§ DATASET RECORDS:
◆ ◆ ◆ ◆

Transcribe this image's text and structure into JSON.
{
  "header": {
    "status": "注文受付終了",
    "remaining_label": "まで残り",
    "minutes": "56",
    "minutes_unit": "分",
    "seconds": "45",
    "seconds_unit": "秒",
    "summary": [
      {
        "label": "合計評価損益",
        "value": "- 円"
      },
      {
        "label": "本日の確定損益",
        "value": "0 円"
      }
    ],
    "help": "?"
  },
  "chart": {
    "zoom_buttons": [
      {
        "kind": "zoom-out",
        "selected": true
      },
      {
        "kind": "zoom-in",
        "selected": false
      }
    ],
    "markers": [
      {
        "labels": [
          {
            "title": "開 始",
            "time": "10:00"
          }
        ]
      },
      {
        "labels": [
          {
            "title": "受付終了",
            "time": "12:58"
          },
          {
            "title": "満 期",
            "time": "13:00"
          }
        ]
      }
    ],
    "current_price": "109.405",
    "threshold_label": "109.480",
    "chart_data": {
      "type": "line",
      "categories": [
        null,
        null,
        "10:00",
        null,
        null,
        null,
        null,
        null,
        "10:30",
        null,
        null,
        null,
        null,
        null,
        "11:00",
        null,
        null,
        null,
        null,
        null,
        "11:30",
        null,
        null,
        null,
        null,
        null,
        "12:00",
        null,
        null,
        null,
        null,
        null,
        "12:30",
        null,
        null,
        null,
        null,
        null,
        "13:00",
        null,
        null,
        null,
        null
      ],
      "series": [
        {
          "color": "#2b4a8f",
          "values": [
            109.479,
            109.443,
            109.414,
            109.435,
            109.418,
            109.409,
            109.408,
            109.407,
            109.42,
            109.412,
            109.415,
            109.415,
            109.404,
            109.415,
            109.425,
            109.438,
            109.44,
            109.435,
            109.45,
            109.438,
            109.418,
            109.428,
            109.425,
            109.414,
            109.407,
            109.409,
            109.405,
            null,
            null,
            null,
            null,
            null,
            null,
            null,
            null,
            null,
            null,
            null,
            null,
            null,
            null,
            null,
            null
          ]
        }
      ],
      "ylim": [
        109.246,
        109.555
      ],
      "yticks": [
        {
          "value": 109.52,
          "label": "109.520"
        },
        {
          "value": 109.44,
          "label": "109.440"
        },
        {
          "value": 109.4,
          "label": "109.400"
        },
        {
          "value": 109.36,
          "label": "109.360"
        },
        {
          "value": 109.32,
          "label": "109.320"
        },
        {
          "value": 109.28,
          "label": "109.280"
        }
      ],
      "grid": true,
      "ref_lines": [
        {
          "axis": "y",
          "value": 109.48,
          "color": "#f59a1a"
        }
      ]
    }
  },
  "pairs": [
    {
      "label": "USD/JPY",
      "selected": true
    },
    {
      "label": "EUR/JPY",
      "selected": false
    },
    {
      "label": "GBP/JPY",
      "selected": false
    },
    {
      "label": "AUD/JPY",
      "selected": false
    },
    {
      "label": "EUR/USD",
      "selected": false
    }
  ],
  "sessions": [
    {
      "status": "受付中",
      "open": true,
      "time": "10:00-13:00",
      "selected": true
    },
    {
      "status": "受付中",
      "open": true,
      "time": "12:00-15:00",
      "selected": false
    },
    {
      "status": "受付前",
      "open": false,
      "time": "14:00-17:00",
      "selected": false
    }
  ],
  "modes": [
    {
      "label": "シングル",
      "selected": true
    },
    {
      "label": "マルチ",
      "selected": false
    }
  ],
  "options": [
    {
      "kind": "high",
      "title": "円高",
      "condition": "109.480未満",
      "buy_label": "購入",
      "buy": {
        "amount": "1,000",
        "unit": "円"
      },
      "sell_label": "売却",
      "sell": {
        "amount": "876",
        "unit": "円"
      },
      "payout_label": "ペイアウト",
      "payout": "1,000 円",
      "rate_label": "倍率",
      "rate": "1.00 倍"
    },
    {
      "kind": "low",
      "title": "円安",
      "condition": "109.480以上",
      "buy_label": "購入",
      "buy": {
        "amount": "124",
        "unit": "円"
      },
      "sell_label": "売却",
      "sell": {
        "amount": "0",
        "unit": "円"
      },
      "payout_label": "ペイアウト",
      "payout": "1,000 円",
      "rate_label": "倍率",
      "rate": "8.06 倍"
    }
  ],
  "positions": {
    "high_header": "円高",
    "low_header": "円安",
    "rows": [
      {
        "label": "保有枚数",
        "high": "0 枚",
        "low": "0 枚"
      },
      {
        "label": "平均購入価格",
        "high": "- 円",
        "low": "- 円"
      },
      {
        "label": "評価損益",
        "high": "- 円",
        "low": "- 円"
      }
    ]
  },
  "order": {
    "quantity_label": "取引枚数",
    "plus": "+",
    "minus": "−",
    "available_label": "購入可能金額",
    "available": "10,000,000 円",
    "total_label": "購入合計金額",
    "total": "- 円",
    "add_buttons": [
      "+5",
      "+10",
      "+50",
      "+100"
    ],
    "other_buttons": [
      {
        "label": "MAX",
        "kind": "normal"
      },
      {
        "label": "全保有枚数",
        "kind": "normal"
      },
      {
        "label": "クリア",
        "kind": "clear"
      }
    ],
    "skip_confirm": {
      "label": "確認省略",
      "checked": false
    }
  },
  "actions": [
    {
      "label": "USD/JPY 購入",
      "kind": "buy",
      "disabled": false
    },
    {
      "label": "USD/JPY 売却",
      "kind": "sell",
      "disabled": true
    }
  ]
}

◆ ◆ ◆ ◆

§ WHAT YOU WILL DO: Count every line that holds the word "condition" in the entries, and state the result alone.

§ WRITTEN ANSWER: 2